Mich. emergency manager law worked
Many of the 2012 voters who decided to back the proposal repealing Public Act 4, Michigan’s emergency manager law, probably didn’t know that P.A. 4 wasn’t Michigan’s first effort to create a mechanism for rescuing a financially distressed local unit of government.
Passed in 2011, P.A. 4 replaced the old P.A. 72, which allowed the governor to send in an emergency manager but denied that manager any real powers to reverse the poor decisions that had led the city or school district into trouble in the first place. The new manager might have greater skill than the local officials — one would certainly hope so — but that wouldn’t do much good if local officials resisted the changes the manager proposed, which they usually did.
Critics of P.A. 4 understandably winced at the idea that locally elected officials could have their power yanked away by an outside manager sent by Lansing to change their spending priorities, tear up the contracts they had negotiated and otherwise change the entire fiscal trajectory of their cities. That was the conundrum for Gov. Rick Snyder, who needed a law with enough teeth to solve the problem, but couldn’t be going around sidelining local officials lightly.
P.A. 4 was harsh but necessary, given the complete inability and/or unwillingness of certain elected officials to make their city’s fiscal situation right. The campaign to repeal it via 2012’s Proposal 1 was dishonest and foolish. But it was successful, and P.A. 4 was gone.
Once it was gone, a lot of people accused the Legislature of “subverting the will of the people” by passing a new emergency law that restored many of P.A. 4’s old provisions, but added a new provision that would allow local officials the option of removing the emergency manager after 18 months, whether the governor liked it or not.
These were the conditions under which Kevyn Orr was appointed as Detroit’s emergency manager, and the 18-month provision came into play for the first time last week.
What we saw as a result is that the new law works.
During Orr’s first 18 months, he led Detroit into the bankruptcy that no one wanted, and that the City Council would surely have never pursued (nor allowed, if it had the power to stop it) but was absolutely necessary to resolve Detroit’s crushing debt, restructure its finances and give the city a fighting chance to not only survive but prosper in the future.
I figured when Orr was first appointed that he would have 18 months and not one day longer because a defiant City Council would boot him out at the earliest opportunity.
But that is not exactly what happened.
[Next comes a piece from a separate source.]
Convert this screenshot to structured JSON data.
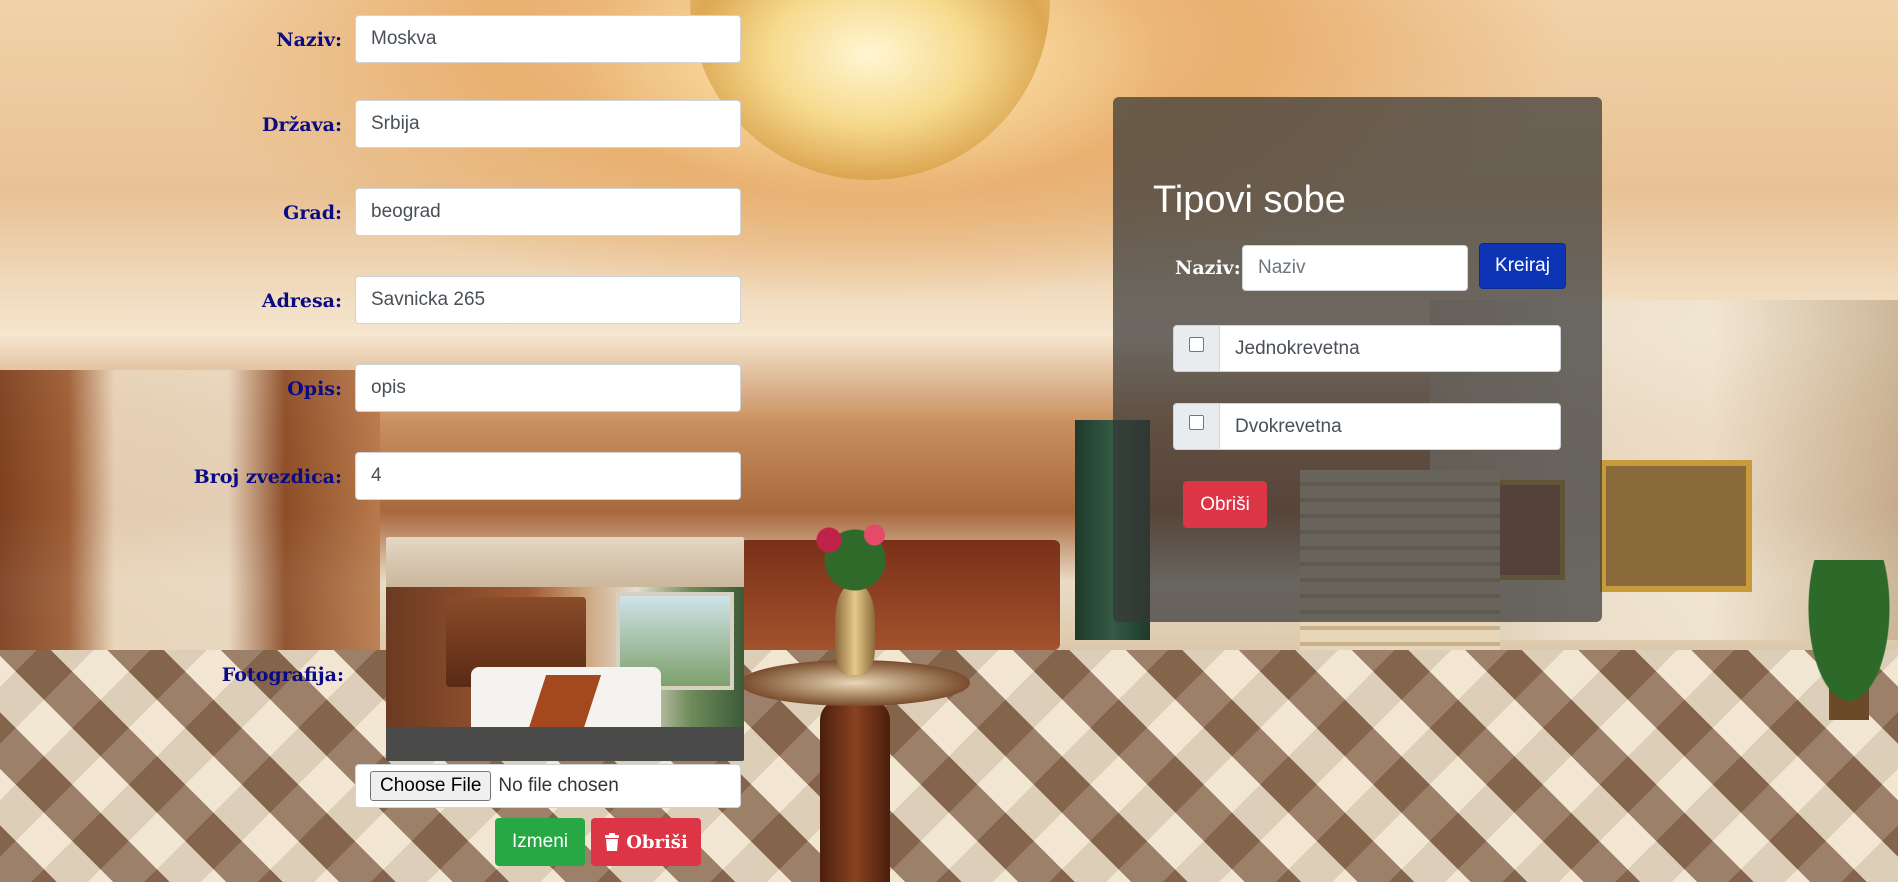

Instead, the council took back its day-to-day responsibilities, but left Orr in place to finishing steering the city through what’s left of the bankruptcy process. However much they may not like it — and you know they don’t — they recognize Orr is a lot more qualified than they are to do this, and there’s no sense ousting him now and letting everything that’s been achieved thus far be put at risk.
The governor (who was also elected, you might recall) was able to intervene on behalf of the citizens of Detroit and send in a guy who could solve the problem, and the City Council was able to decide after 18 months whether — and if so, to what degree — to allow the situation to continue.
The system worked. Just as it needed to. Nice job, everyone.
Now we just have to pray that Detroit, once full autonomy is restored, doesn’t screw it up again.
Dan Calabrese writes for The Politics Blog.
Read more of his work at blogs.detroitnews.com/politics.